After touring the two middle school gardens I’ll be working with and studying up on their garden maintenance policies, I’ve been consolidating some old volunteer handouts so that future volunteers can get all of our best group management tips in one document.
Along with this, I’ve been reading through two big lovely books full of old lesson plans and guides for establishing and enriching school garden programs. I’m most of the way through one of them, “The Growing Classroom” from a school in Santa Cruz. I’ve been earmarking lessons that I’d like to borrow or adapt, but it’s also just been particularly pleasant to read because of the holistic nature of the materials inside. The lessons aren’t just classroom days that have been adapted for garden work—they all come together to make the book itself a sort of garden education manifesto, rife with playful cross-disciplinary illustrations and wonderful arguments for the pedagogical benefits of learning through stewardship.
Lastly, I have begun researching what the EPA calls “service learning projects” most of the examples of which deal with recycling, composting, and other forms of waste reduction. This also interests me because it involves a critical resistance to the literal mainstream of material waste production, the everyday narrative that things become trash, and that trash goes away. One project that caught my eye in particular involved compost arrangements between local businesses and schools. My next step is to find out what goes into setting up, funding, and maintaining any of these kinds of projects. Since some are less suitable to be started during the summer—either for seasonal reasons or because school isn’t in session—I wouldn’t necessarily be able to see certain projects through, but could still be helpful in setting them up.

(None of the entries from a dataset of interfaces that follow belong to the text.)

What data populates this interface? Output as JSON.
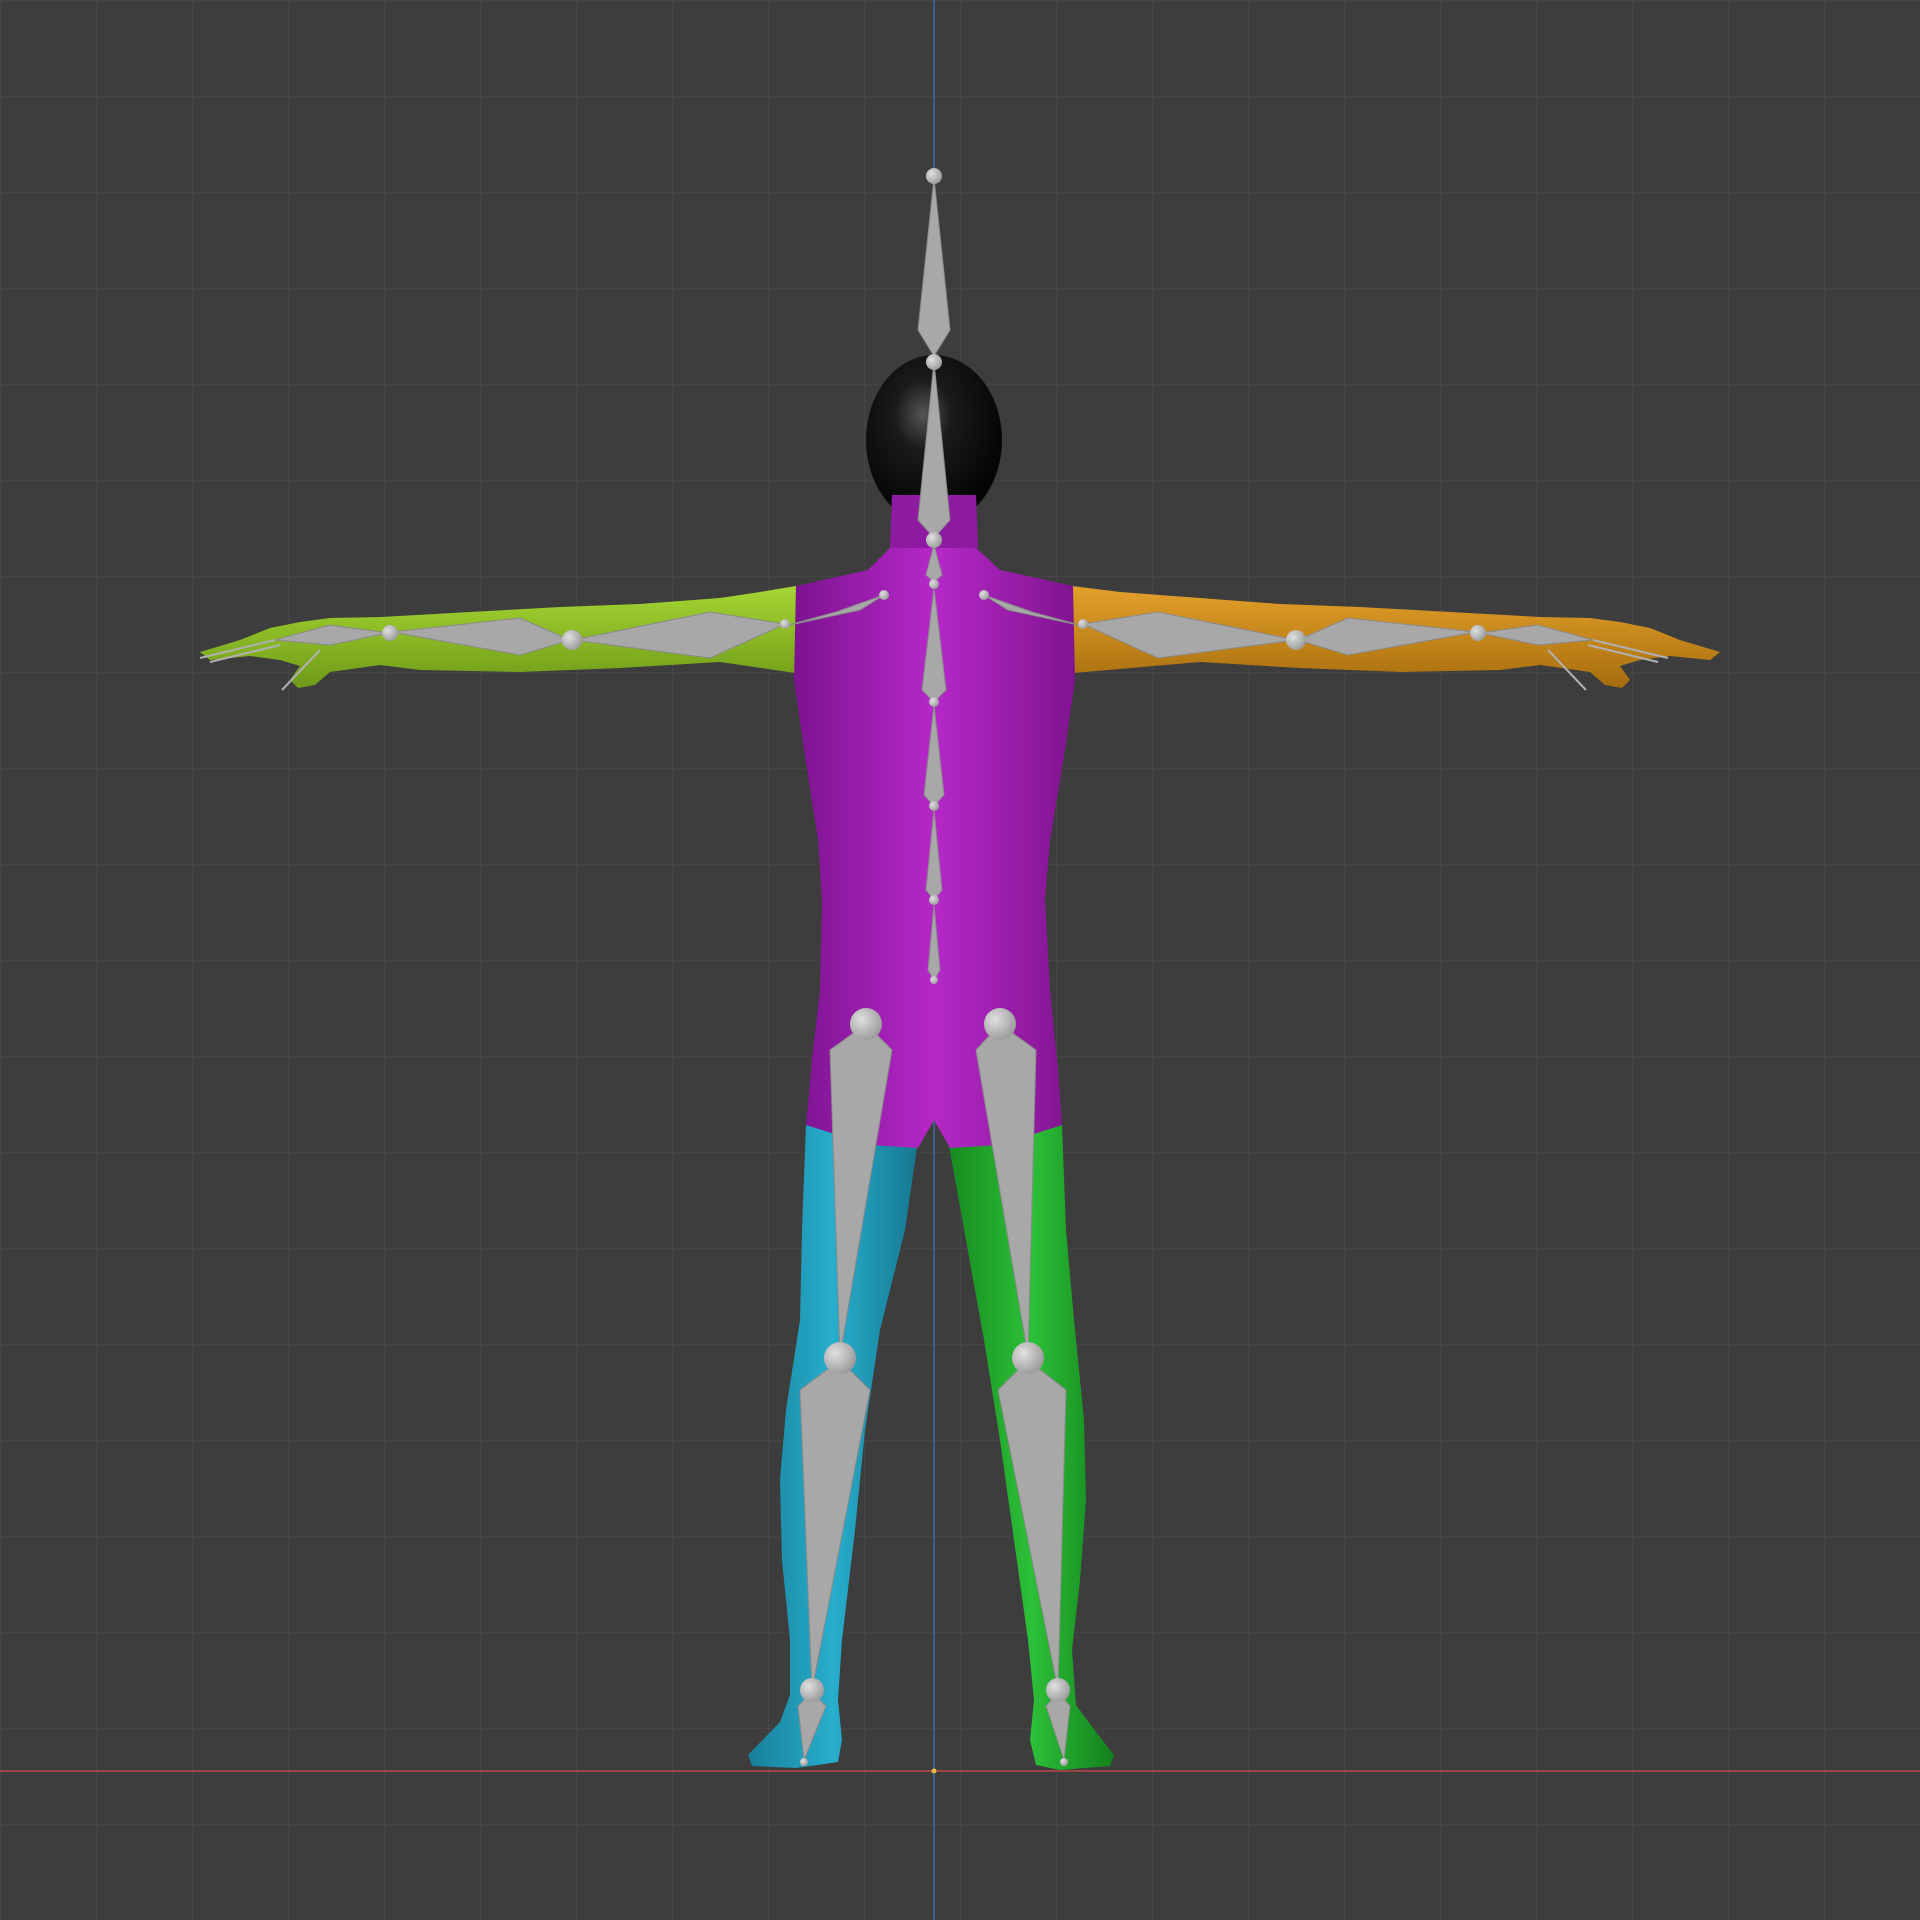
{
  "viewport": {
    "view": "front-orthographic",
    "grid": true,
    "background_color": "#3d3d3d",
    "grid_color": "#464646",
    "axis_x_color": "#b8474b",
    "axis_z_color": "#3e6aa6"
  },
  "model": {
    "pose": "T-pose",
    "parts": [
      {
        "name": "head",
        "color": "#111111"
      },
      {
        "name": "torso",
        "color": "#a51bb8"
      },
      {
        "name": "right-arm",
        "color": "#8bbe23"
      },
      {
        "name": "left-arm",
        "color": "#d08c16"
      },
      {
        "name": "right-leg",
        "color": "#1f9fbe"
      },
      {
        "name": "left-leg",
        "color": "#21ae2c"
      }
    ]
  },
  "armature": {
    "bone_color": "#a8a8a8",
    "joint_color": "#c4c4c4"
  }
}
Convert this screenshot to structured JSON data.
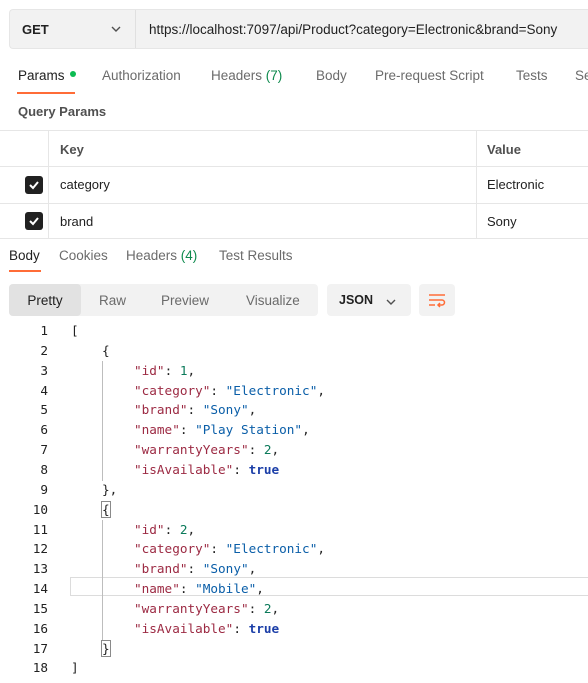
{
  "request": {
    "method": "GET",
    "url": "https://localhost:7097/api/Product?category=Electronic&brand=Sony"
  },
  "request_tabs": [
    {
      "label": "Params",
      "active": true
    },
    {
      "label": "Authorization"
    },
    {
      "label": "Headers",
      "count": "(7)"
    },
    {
      "label": "Body"
    },
    {
      "label": "Pre-request Script"
    },
    {
      "label": "Tests"
    },
    {
      "label": "Se"
    }
  ],
  "query_params": {
    "title": "Query Params",
    "columns": {
      "key": "Key",
      "value": "Value"
    },
    "rows": [
      {
        "checked": true,
        "key": "category",
        "value": "Electronic"
      },
      {
        "checked": true,
        "key": "brand",
        "value": "Sony"
      }
    ]
  },
  "response_tabs": [
    {
      "label": "Body",
      "active": true
    },
    {
      "label": "Cookies"
    },
    {
      "label": "Headers",
      "count": "(4)"
    },
    {
      "label": "Test Results"
    }
  ],
  "view_modes": [
    "Pretty",
    "Raw",
    "Preview",
    "Visualize"
  ],
  "format": "JSON",
  "icons": {
    "method_dropdown": "chevron-down-icon",
    "format_dropdown": "chevron-down-icon",
    "wrap": "wrap-lines-icon",
    "checkbox": "check-icon"
  },
  "colors": {
    "accent": "#ff6c37",
    "params_dot": "#0cbb52",
    "count": "#0e8a4d",
    "json_key": "#9c2a43",
    "json_string": "#0a5ea8",
    "json_number": "#0b7a5a",
    "json_bool": "#1c3fa8"
  },
  "code_lines": [
    {
      "n": "1",
      "text": "["
    },
    {
      "n": "2",
      "text": "{"
    },
    {
      "n": "3",
      "key": "\"id\"",
      "sep": ": ",
      "num": "1",
      "end": ","
    },
    {
      "n": "4",
      "key": "\"category\"",
      "sep": ": ",
      "str": "\"Electronic\"",
      "end": ","
    },
    {
      "n": "5",
      "key": "\"brand\"",
      "sep": ": ",
      "str": "\"Sony\"",
      "end": ","
    },
    {
      "n": "6",
      "key": "\"name\"",
      "sep": ": ",
      "str": "\"Play Station\"",
      "end": ","
    },
    {
      "n": "7",
      "key": "\"warrantyYears\"",
      "sep": ": ",
      "num": "2",
      "end": ","
    },
    {
      "n": "8",
      "key": "\"isAvailable\"",
      "sep": ": ",
      "bool": "true"
    },
    {
      "n": "9",
      "text": "},"
    },
    {
      "n": "10",
      "text": "{"
    },
    {
      "n": "11",
      "key": "\"id\"",
      "sep": ": ",
      "num": "2",
      "end": ","
    },
    {
      "n": "12",
      "key": "\"category\"",
      "sep": ": ",
      "str": "\"Electronic\"",
      "end": ","
    },
    {
      "n": "13",
      "key": "\"brand\"",
      "sep": ": ",
      "str": "\"Sony\"",
      "end": ","
    },
    {
      "n": "14",
      "key": "\"name\"",
      "sep": ": ",
      "str": "\"Mobile\"",
      "end": ","
    },
    {
      "n": "15",
      "key": "\"warrantyYears\"",
      "sep": ": ",
      "num": "2",
      "end": ","
    },
    {
      "n": "16",
      "key": "\"isAvailable\"",
      "sep": ": ",
      "bool": "true"
    },
    {
      "n": "17",
      "text": "}"
    },
    {
      "n": "18",
      "text": "]"
    }
  ]
}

This coming week I’ll be finishing the document and both books so that I can start planning my lessons and activities week by week. Beginning a week from Tuesday, I’ll be leading two lessons per week for the rest of the internship!